May marks beginning of bream spawn

Published 12:31 am Sunday, May 4, 2008

Yesterday morning a bad thunderstorm and heavy rain changed the plans of many fishermen. Our landlocked lakes were already full and the “live” oxbows — the old river bend lakes that are connected to the Mississippi River — remain flooded.

Low water levels should not be a problem this year. This month marks the beginning of the bream spawn. I heard many good reports this past week from several area lakes. On Lakes Concordia, St. John and Bruin the bluegill are hard on the beds.

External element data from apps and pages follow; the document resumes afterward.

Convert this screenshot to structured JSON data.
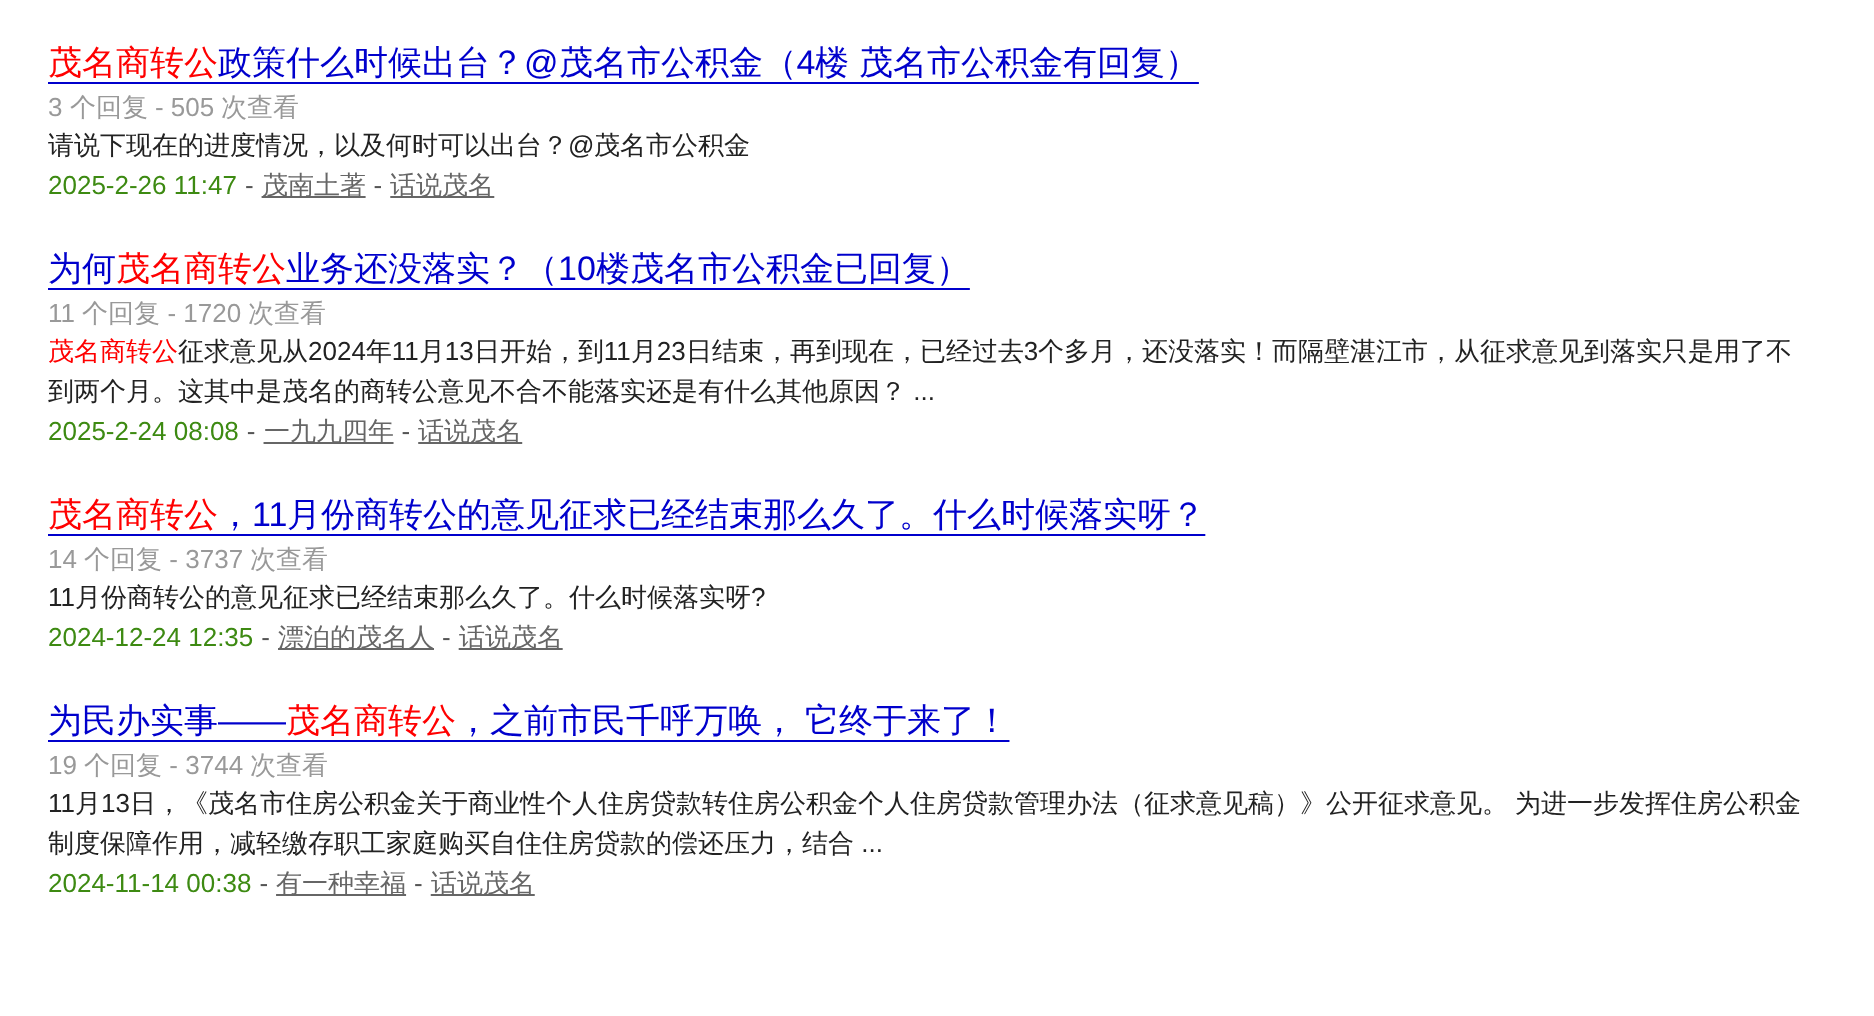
{
  "results": [
    {
      "title": [
        {
          "text": "茂名商转公",
          "highlight": true
        },
        {
          "text": "政策什么时候出台？@茂名市公积金（4楼 茂名市公积金有回复）",
          "highlight": false
        }
      ],
      "stats": "3 个回复 - 505 次查看",
      "excerpt": [
        {
          "text": "请说下现在的进度情况，以及何时可以出台？@茂名市公积金",
          "highlight": false
        }
      ],
      "date": "2025-2-26 11:47",
      "sep1": "-",
      "sep2": "-",
      "author": "茂南土著",
      "forum": "话说茂名"
    },
    {
      "title": [
        {
          "text": "为何",
          "highlight": false
        },
        {
          "text": "茂名商转公",
          "highlight": true
        },
        {
          "text": "业务还没落实？（10楼茂名市公积金已回复）",
          "highlight": false
        }
      ],
      "stats": "11 个回复 - 1720 次查看",
      "excerpt": [
        {
          "text": "茂名商转公",
          "highlight": true
        },
        {
          "text": "征求意见从2024年11月13日开始，到11月23日结束，再到现在，已经过去3个多月，还没落实！而隔壁湛江市，从征求意见到落实只是用了不到两个月。这其中是茂名的商转公意见不合不能落实还是有什么其他原因？ ...",
          "highlight": false
        }
      ],
      "date": "2025-2-24 08:08",
      "sep1": "-",
      "sep2": "-",
      "author": "一九九四年",
      "forum": "话说茂名"
    },
    {
      "title": [
        {
          "text": "茂名商转公",
          "highlight": true
        },
        {
          "text": "，11月份商转公的意见征求已经结束那么久了。什么时候落实呀？",
          "highlight": false
        }
      ],
      "stats": "14 个回复 - 3737 次查看",
      "excerpt": [
        {
          "text": "11月份商转公的意见征求已经结束那么久了。什么时候落实呀?",
          "highlight": false
        }
      ],
      "date": "2024-12-24 12:35",
      "sep1": "-",
      "sep2": "-",
      "author": "漂泊的茂名人",
      "forum": "话说茂名"
    },
    {
      "title": [
        {
          "text": "为民办实事——",
          "highlight": false
        },
        {
          "text": "茂名商转公",
          "highlight": true
        },
        {
          "text": "，之前市民千呼万唤， 它终于来了！",
          "highlight": false
        }
      ],
      "stats": "19 个回复 - 3744 次查看",
      "excerpt": [
        {
          "text": "11月13日，《茂名市住房公积金关于商业性个人住房贷款转住房公积金个人住房贷款管理办法（征求意见稿）》公开征求意见。 为进一步发挥住房公积金制度保障作用，减轻缴存职工家庭购买自住住房贷款的偿还压力，结合 ...",
          "highlight": false
        }
      ],
      "date": "2024-11-14 00:38",
      "sep1": "-",
      "sep2": "-",
      "author": "有一种幸福",
      "forum": "话说茂名"
    }
  ]
}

The best way to catch the fish on these lakes or for that matter anywhere else is to use crickets and a jig pole. I find it to be more fun catching the bream using ultra light spinning gear or a fly rod. If you’re using an ultra light it’s hard to beat a 1/32nd ounce black and yellow Beatle Spin fished on 4 to 6 pound test line. Cast the small spinner past the bream bed and let it fall to the bottom.

Email newsletter signup

Retrieve the lure as slow as possible, just fast enough to keep the blades turning. My favorite bream setup is fly tackle. I use a 6 weight fly rod with 7 weight floating line. Upsizing the line one weight heavier than the rod allows you to present small flies to the bream on windy days.

The heavier line loads the fly rod up on the back cast which increases your casting distance and really helps if the wind is blowing. If you’re using a cane pole or jig pole with live bait try a weighted cork. That small piece of lead wrapped around the cork really helps when you’re trying to place a cricket tight to the cover. The bream spawn will last this entire month and right on through the first couple weeks of June

The bass activity is on the upswing. The fish have spawned and the big females are cruising the shallows looking for an easy meal. This is one of my favorite months to fish for bass. After the spawn largemouth bass will look toward the surface for an easy meal. The big surface lures will catch the trophy fish and the small lures will land the numbers. If you’re after numbers try the Rebel Pop R, the small version of a Chug Bug or any one of the many 3 to 4 inch poppers, walkers and chuggers.

Eddie Roberts writes a weekly fishing column for The Democrat. He can be reached at